Perhaps, the most troubling statement made by both films is that no one is perfect and even the most idyllic of paradises can be torn apart by the darker, more corrupt side of our own humanity.
There’s darkness in everyone.


Don’t Torture a Duckling

Don't Torture a Duckling

Don’t Torture a Duckling (Photo credit: Wikipedia)

It’s been a stressful few weeks… interview after interview. Finally found myself a breather where I wasn’t having to prepare too much though and got around to watching Don’t Torture a Duckling (Lucio Fulci, Italy, 1972).

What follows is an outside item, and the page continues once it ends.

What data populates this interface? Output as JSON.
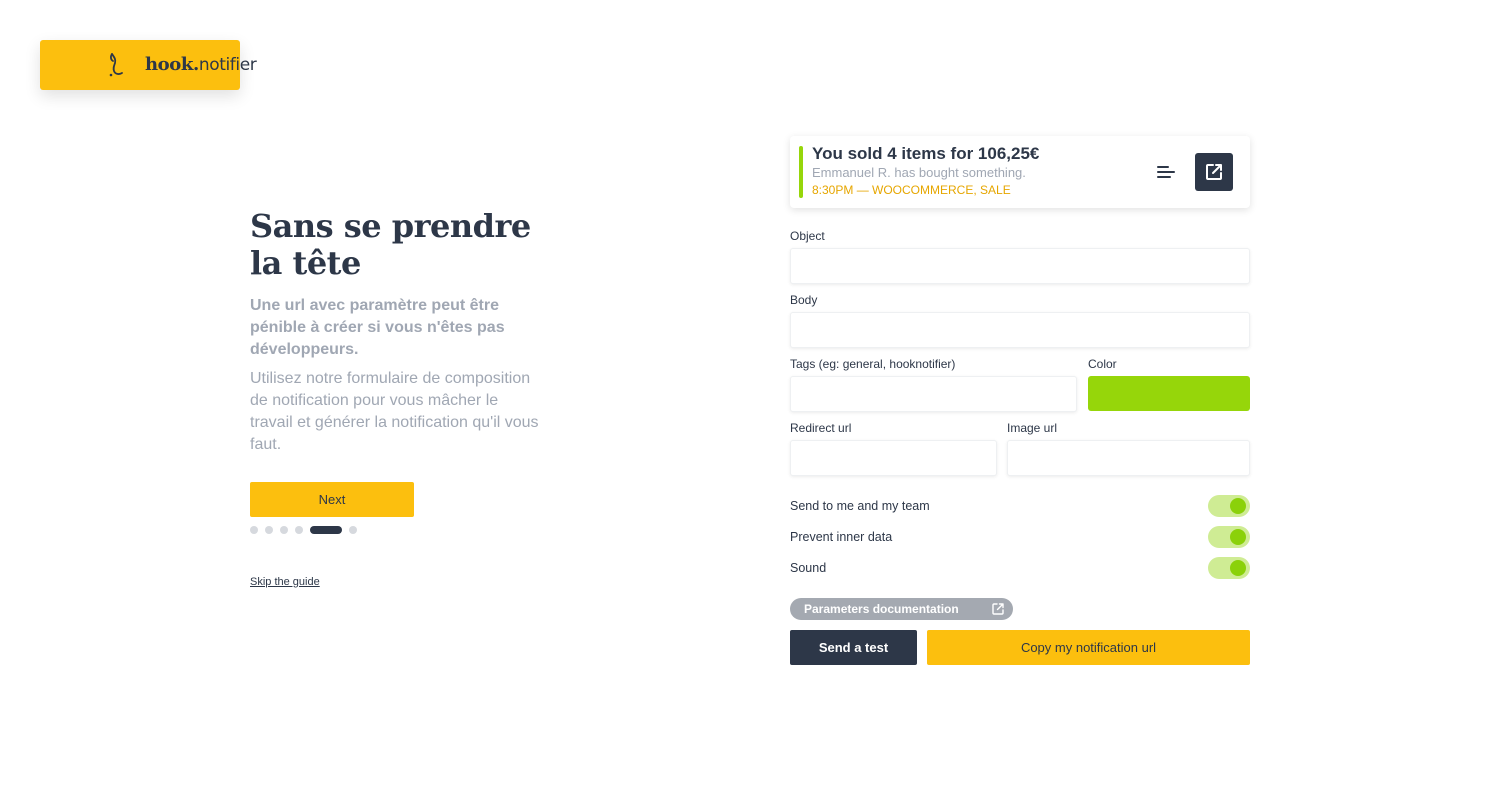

In short Don’t Torture a Duckling is a film about the liberal, experienced values of modern culture colliding with the naively superstitious values of rural Italy, with childhood innocence being caught in between. I don’t want to say too much more about it, in fear I may reveal too much. It’s both chilling and quite touching in it’s own way and concludes with one of the most tense fist fights that I’ve ever seen committed to film.

I recommend it to anyone interested in Italian cinema – especially someone who enjoys the films of Dario Argento (such as myself) or the giallo genre in general.

The Card Player

Cover of "The Card Player"

Cover of The Card Player

This’ll be quick.

The Card Player (Dario Argento, Italy, 2004) is widely reported to be an awful film. To be honest, it’s probably deserved. It’s a really strange (but actually very tense) picture with both interesting and predictable moments.

Having said that – the concept itself is genuinely quite interesting. The film discusses fate – or at least our approach to decision making when there are no certainties and chance is the real decider of any outcome. It’s this that generates the tension throughout the film – and the behaviour of the characters is genuinely quite at interesting at times.

If I’d ever seen a film that deserved a remake it would be this. Not because it’s good – but rather the opposite. It has some interesting moments and ideas but would be fascinated to see it further developed into something with a little more punch.

Having said all that, it’s a reasonable thriller – probably more interesting to watch than most made for TV offerings. Just don’t expect too much.